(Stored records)
------------------------------------------------------------------------
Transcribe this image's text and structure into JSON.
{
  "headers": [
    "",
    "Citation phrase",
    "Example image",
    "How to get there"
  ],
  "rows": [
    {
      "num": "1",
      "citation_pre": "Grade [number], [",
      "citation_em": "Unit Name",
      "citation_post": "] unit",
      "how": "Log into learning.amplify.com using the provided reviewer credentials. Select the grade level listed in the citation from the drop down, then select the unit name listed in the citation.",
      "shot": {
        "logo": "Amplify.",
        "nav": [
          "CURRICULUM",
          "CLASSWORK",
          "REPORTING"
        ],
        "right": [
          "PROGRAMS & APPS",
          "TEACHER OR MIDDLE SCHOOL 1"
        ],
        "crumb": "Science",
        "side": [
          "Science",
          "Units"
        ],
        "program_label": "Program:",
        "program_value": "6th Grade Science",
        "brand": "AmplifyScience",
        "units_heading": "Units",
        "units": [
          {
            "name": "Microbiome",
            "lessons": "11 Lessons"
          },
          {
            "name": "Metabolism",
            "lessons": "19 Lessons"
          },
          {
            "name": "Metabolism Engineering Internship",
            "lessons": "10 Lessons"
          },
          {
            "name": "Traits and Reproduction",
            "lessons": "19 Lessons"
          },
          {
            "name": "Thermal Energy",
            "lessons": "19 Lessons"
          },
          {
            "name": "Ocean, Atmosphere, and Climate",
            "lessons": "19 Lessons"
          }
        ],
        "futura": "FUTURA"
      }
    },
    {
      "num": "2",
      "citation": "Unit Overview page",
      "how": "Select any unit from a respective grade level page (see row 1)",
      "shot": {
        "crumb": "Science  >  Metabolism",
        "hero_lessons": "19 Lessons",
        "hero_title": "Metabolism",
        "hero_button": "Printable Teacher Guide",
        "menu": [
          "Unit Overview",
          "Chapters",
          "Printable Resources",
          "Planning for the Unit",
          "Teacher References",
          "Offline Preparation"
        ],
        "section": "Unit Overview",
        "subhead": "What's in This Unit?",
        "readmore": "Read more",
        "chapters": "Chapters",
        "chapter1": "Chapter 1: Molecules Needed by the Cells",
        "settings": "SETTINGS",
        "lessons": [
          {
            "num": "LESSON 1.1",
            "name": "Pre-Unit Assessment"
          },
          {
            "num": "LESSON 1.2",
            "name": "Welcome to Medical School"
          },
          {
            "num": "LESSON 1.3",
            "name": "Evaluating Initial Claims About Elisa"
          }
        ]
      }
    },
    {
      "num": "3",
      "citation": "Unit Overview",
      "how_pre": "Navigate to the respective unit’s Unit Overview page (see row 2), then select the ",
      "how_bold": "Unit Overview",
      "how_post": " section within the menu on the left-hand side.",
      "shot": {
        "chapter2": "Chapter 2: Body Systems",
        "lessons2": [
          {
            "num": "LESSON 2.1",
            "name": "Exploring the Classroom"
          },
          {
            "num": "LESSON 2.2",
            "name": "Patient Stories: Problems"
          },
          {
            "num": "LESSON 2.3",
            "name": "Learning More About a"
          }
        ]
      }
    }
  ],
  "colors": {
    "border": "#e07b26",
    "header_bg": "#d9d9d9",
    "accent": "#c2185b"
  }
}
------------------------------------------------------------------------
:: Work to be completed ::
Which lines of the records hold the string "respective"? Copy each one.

:: Answer to the problem ::
      "how": "Select any unit from a respective grade level page (see row 1)",
      "how_pre": "Navigate to the respective unit’s Unit Overview page (see row 2), then select the ",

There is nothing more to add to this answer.